== Exercise prompt ==
For the entries below, count the lines that contain the word "picture" and reply with that number only.
------ Dataset records ------
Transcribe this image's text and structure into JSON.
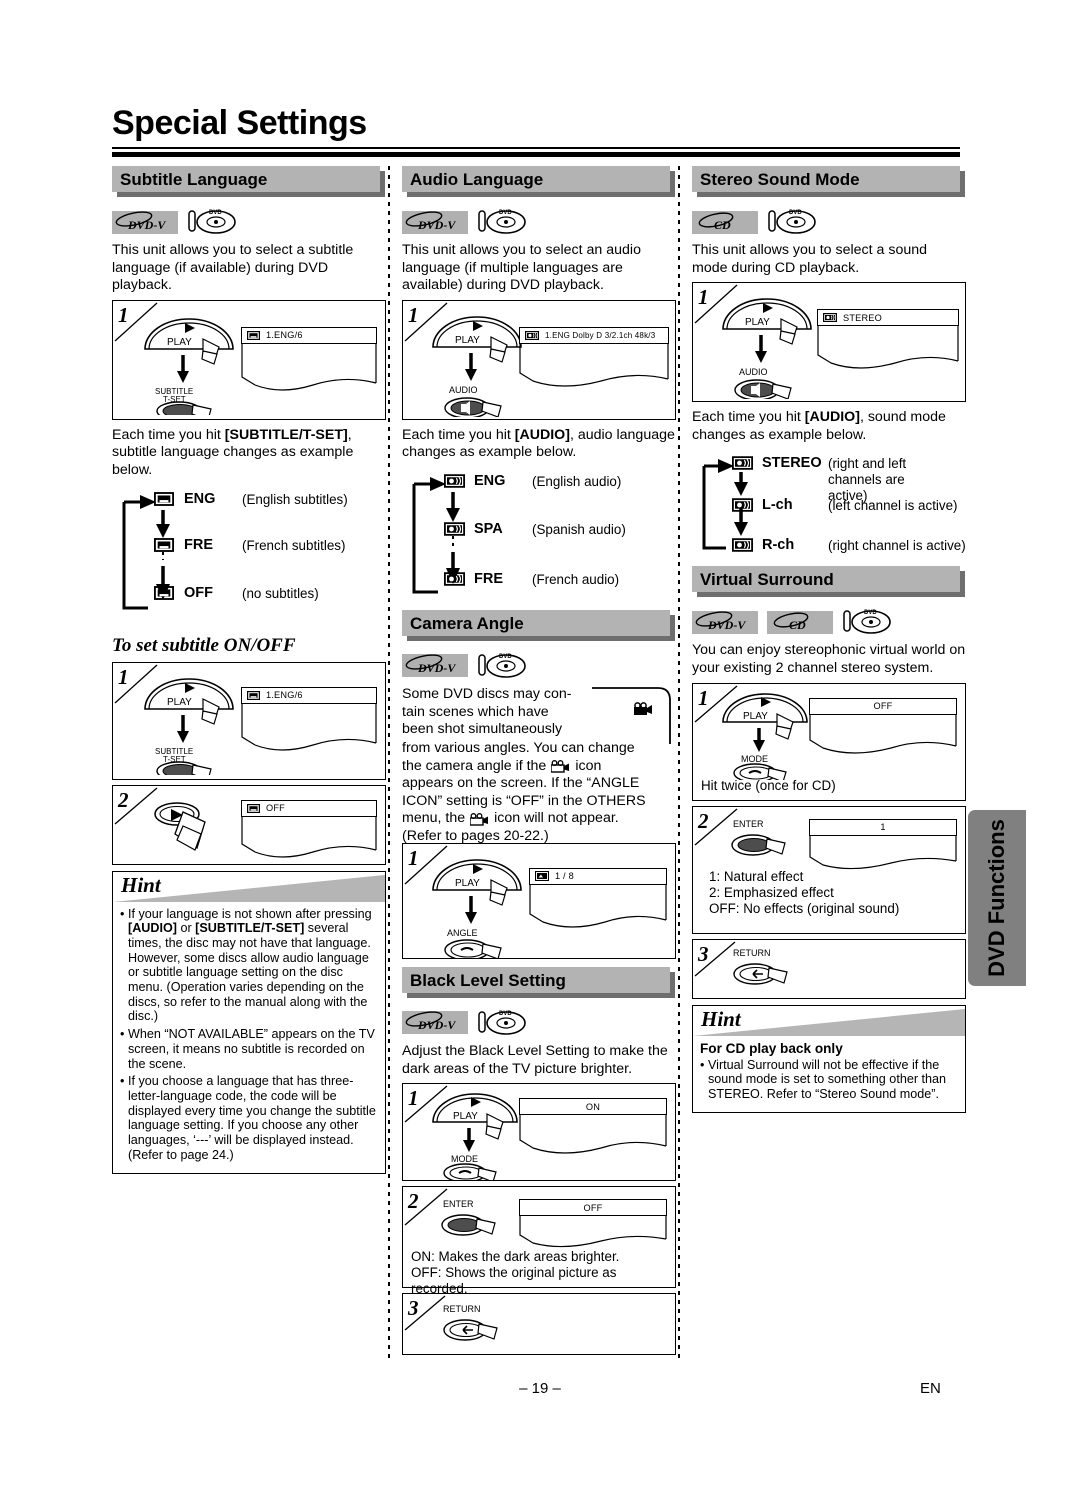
{
  "document": {
    "title": "Special Settings",
    "page_number": "– 19 –",
    "language_code": "EN",
    "side_tab": "DVD Functions"
  },
  "columns": {
    "left": {
      "subtitle_language": {
        "heading": "Subtitle Language",
        "badges": [
          "DVD-V",
          "disc-icon"
        ],
        "intro": "This unit allows you to select a subtitle language (if available) during DVD playback.",
        "step1": {
          "number": "1",
          "button_top": "PLAY",
          "button_bottom_line1": "SUBTITLE",
          "button_bottom_line2": "T-SET",
          "osd": "1.ENG/6",
          "osd_icon": "subtitle-icon"
        },
        "instruction_pre": "Each time you hit ",
        "instruction_key": "[SUBTITLE/T-SET]",
        "instruction_post": ", subtitle language changes as example below.",
        "cycle": [
          {
            "icon": "subtitle-icon",
            "code": "ENG",
            "desc": "(English subtitles)"
          },
          {
            "icon": "subtitle-icon",
            "code": "FRE",
            "desc": "(French subtitles)"
          },
          {
            "icon": "subtitle-icon",
            "code": "OFF",
            "desc": "(no subtitles)"
          }
        ],
        "onoff_heading": "To set subtitle ON/OFF",
        "onoff_step1": {
          "number": "1",
          "button_top": "PLAY",
          "button_bottom_line1": "SUBTITLE",
          "button_bottom_line2": "T-SET",
          "osd": "1.ENG/6"
        },
        "onoff_step2": {
          "number": "2",
          "osd": "OFF"
        }
      },
      "hint": {
        "title": "Hint",
        "items": [
          {
            "parts": [
              {
                "t": "If your language is not shown after pressing ",
                "b": false
              },
              {
                "t": "[AUDIO]",
                "b": true
              },
              {
                "t": " or ",
                "b": false
              },
              {
                "t": "[SUBTITLE/T-SET]",
                "b": true
              },
              {
                "t": " several times, the disc may not have that language. However, some discs allow audio language or subtitle language setting on the disc menu. (Operation varies depending on the discs, so refer to the manual along with the disc.)",
                "b": false
              }
            ]
          },
          {
            "parts": [
              {
                "t": "When “NOT AVAILABLE” appears on the TV screen, it means no subtitle is recorded on the scene.",
                "b": false
              }
            ]
          },
          {
            "parts": [
              {
                "t": "If you choose a language that has three-letter-language code, the code will be displayed every time you change the subtitle language setting. If you choose any other languages, ‘---’ will be displayed instead. (Refer to page 24.)",
                "b": false
              }
            ]
          }
        ]
      }
    },
    "middle": {
      "audio_language": {
        "heading": "Audio Language",
        "badges": [
          "DVD-V",
          "disc-icon"
        ],
        "intro": "This unit allows you to select an audio language (if multiple languages are available) during DVD playback.",
        "step1": {
          "number": "1",
          "button_top": "PLAY",
          "button_bottom_line1": "AUDIO",
          "osd": "1.ENG  Dolby D  3/2.1ch  48k/3",
          "osd_icon": "audio-icon"
        },
        "instruction_pre": "Each time you hit ",
        "instruction_key": "[AUDIO]",
        "instruction_post": ", audio language changes as example below.",
        "cycle": [
          {
            "icon": "audio-icon",
            "code": "ENG",
            "desc": "(English audio)"
          },
          {
            "icon": "audio-icon",
            "code": "SPA",
            "desc": "(Spanish audio)"
          },
          {
            "icon": "audio-icon",
            "code": "FRE",
            "desc": "(French audio)"
          }
        ]
      },
      "camera_angle": {
        "heading": "Camera Angle",
        "badges": [
          "DVD-V",
          "disc-icon"
        ],
        "body": "Some DVD discs may contain scenes which have been shot simultaneously from various angles. You can change the camera angle if the ▒ icon appears on the screen. If the “ANGLE ICON” setting is “OFF” in the OTHERS menu, the ▒ icon will not appear. (Refer to pages 20-22.)",
        "body_line1": "Some DVD discs may con-",
        "body_line2": "tain scenes which have",
        "body_line3": "been shot simultaneously",
        "body_line4": "from various angles. You can change",
        "body_line5a": "the camera angle if the",
        "body_line5b": "icon",
        "body_line6": "appears on the screen. If the “ANGLE",
        "body_line7": "ICON” setting is “OFF” in the OTHERS",
        "body_line8a": "menu, the",
        "body_line8b": "icon will not appear.",
        "body_line9": "(Refer to pages 20-22.)",
        "step1": {
          "number": "1",
          "button_top": "PLAY",
          "button_bottom_line1": "ANGLE",
          "osd": "1 / 8",
          "osd_icon": "angle-icon"
        }
      },
      "black_level": {
        "heading": "Black Level Setting",
        "badges": [
          "DVD-V",
          "disc-icon"
        ],
        "intro": "Adjust the Black Level Setting to make the dark areas of the TV picture brighter.",
        "step1": {
          "number": "1",
          "button_top": "PLAY",
          "button_bottom_line1": "MODE",
          "osd": "ON"
        },
        "step2": {
          "number": "2",
          "button_bottom_line1": "ENTER",
          "osd": "OFF",
          "note_line1": "ON: Makes the dark areas brighter.",
          "note_line2": "OFF: Shows the original picture as recorded."
        },
        "step3": {
          "number": "3",
          "button_bottom_line1": "RETURN"
        }
      }
    },
    "right": {
      "stereo_sound_mode": {
        "heading": "Stereo Sound Mode",
        "badges": [
          "CD",
          "disc-icon"
        ],
        "intro": "This unit allows you to select a sound mode during CD playback.",
        "step1": {
          "number": "1",
          "button_top": "PLAY",
          "button_bottom_line1": "AUDIO",
          "osd": "STEREO",
          "osd_icon": "audio-icon"
        },
        "instruction_pre": "Each time you hit ",
        "instruction_key": "[AUDIO]",
        "instruction_post": ", sound mode changes as example below.",
        "cycle": [
          {
            "icon": "audio-icon",
            "code": "STEREO",
            "desc": "(right and left channels are active)"
          },
          {
            "icon": "audio-icon",
            "code": "L-ch",
            "desc": "(left channel is active)"
          },
          {
            "icon": "audio-icon",
            "code": "R-ch",
            "desc": "(right channel is active)"
          }
        ]
      },
      "virtual_surround": {
        "heading": "Virtual Surround",
        "badges": [
          "DVD-V",
          "CD",
          "disc-icon"
        ],
        "intro": "You can enjoy stereophonic virtual world on your existing 2 channel stereo system.",
        "step1": {
          "number": "1",
          "button_top": "PLAY",
          "button_bottom_line1": "MODE",
          "osd": "OFF",
          "note": "Hit twice (once for CD)"
        },
        "step2": {
          "number": "2",
          "button_bottom_line1": "ENTER",
          "osd": "1",
          "note_line1": "1: Natural effect",
          "note_line2": "2: Emphasized effect",
          "note_line3": "OFF: No effects (original sound)"
        },
        "step3": {
          "number": "3",
          "button_bottom_line1": "RETURN"
        }
      },
      "hint": {
        "title": "Hint",
        "subtitle": "For CD play back only",
        "items": [
          {
            "parts": [
              {
                "t": "Virtual Surround will not be effective if the sound mode is set to something other than STEREO. Refer to “Stereo Sound mode”.",
                "b": false
              }
            ]
          }
        ]
      }
    }
  },
  "colors": {
    "header_bar": "#b3b3b3",
    "header_shadow": "#6e6e6e",
    "badge_bg": "#b0b0b0",
    "side_tab": "#808080",
    "text": "#000000"
  }
}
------
== Written reply ==
2